Friday, Jan 27, 2023, 12:00pm

By Guest Contributor, Mike Russo, President & CEO, NIIT

The COVID-19 pandemic highlighted an uncomfortable truth that had long been simmering in the back of our minds: the U.S. does not have an adequate tech workforce. As global supply chains shut down, everything from automobiles to home appliances faced shortages as our domestic capacity in advanced manufacturing could not keep up with demand.

The need to strengthen our domestic tech supply chain presents an opportunity for the United States to refine its approach to talent pipeline development and workforce initiatives in the nanotechnology industry. Doing so positions our country to compete with the major international global forces in the transitional economy. As the global economy shifts and evolves, so must our approach to the workforce – especially in these strategically important industries.

Old educational and workforce models do not meet this challenge before our country. Only nations that successfully establish a new approach to workforce development in the tech industry will maintain a strong position in tomorrow’s economy. Developing and deploying an innovative national strategy is key to ensuring the U.S. creates a robust workforce in these sectors, and Registered Apprenticeship Programs are essential to this effort.

In the U.S., the value of apprenticeships is underestimated. While apprenticeship programs are viewed as essential for well-respected trades like electricians or butchers, apprenticeships are uncommon in the tech sector. As a result, tech companies miss out on the benefits apprenticeship programs offer.

Apprenticeships provide direct training for job candidates, cutting out the disconnect between traditional education and needed skills. They allow job seekers from all backgrounds to develop in-demand skillsets that lead to fruitful careers. Apprenticeships also boost job retention – creating the opportunity for job seekers to obtain long-term employment, a benefit for both the employee and employer. As the U.S. seeks to rapidly upskill its workforce in the nanotechnology sector, offering Registered Apprenticeship Programs across the country creates a mutually beneficial opportunity for job seekers and employers alike.

Broadening and developing the U.S. tech talent pipeline positions our country as a competitive economic force globally and decreases reliance on other nations to meet increased demand for tech. This task necessitates a national strategy and infrastructure focused on skilling, reskilling and upskilling job seekers and connecting them with Registered Apprenticeship Programs and career opportunities.

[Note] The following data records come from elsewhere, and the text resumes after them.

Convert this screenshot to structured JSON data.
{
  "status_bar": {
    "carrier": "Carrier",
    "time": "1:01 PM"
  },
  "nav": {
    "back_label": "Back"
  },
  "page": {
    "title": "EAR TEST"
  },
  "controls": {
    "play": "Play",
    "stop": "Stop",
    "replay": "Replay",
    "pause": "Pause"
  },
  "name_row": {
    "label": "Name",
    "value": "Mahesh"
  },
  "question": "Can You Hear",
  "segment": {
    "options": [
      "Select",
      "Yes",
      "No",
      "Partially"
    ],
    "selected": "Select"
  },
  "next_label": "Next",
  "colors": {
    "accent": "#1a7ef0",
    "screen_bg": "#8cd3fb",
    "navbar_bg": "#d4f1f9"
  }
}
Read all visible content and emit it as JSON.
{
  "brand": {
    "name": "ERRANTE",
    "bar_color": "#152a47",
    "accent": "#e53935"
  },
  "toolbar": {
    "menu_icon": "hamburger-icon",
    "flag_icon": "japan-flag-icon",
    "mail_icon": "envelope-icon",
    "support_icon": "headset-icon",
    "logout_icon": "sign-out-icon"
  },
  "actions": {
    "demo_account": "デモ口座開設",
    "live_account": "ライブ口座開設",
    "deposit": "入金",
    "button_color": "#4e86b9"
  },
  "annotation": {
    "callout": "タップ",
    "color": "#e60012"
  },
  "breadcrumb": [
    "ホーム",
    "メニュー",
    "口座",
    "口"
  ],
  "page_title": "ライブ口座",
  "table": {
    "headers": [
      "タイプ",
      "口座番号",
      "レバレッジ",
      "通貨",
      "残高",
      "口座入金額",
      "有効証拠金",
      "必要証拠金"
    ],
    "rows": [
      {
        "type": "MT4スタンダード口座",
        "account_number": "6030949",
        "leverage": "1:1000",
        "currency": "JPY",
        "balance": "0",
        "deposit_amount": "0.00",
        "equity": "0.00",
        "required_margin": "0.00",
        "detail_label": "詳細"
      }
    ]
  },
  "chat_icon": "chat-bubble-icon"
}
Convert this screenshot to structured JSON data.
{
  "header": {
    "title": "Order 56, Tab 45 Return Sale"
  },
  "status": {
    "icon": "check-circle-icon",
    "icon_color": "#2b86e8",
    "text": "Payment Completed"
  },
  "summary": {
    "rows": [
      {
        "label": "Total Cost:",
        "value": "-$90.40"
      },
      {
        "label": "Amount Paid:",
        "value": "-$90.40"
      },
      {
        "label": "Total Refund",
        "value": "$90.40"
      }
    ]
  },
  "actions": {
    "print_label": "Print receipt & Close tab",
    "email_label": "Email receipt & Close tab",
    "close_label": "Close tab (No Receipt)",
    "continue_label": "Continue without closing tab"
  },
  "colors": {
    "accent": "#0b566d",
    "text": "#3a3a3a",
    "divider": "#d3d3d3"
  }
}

While this may seem like a daunting or overwhelming endeavor, I know that our country is up to the task. The Department of Labor is already engaging outside organizations to bolster apprenticeships and expand the talent pipeline in the domestic semiconductor industry. With the leadership of SIA and its member companies, we have the expertise, skills and resources to meet this challenge and build the nation’s talent pipeline for strategic tech-based industries.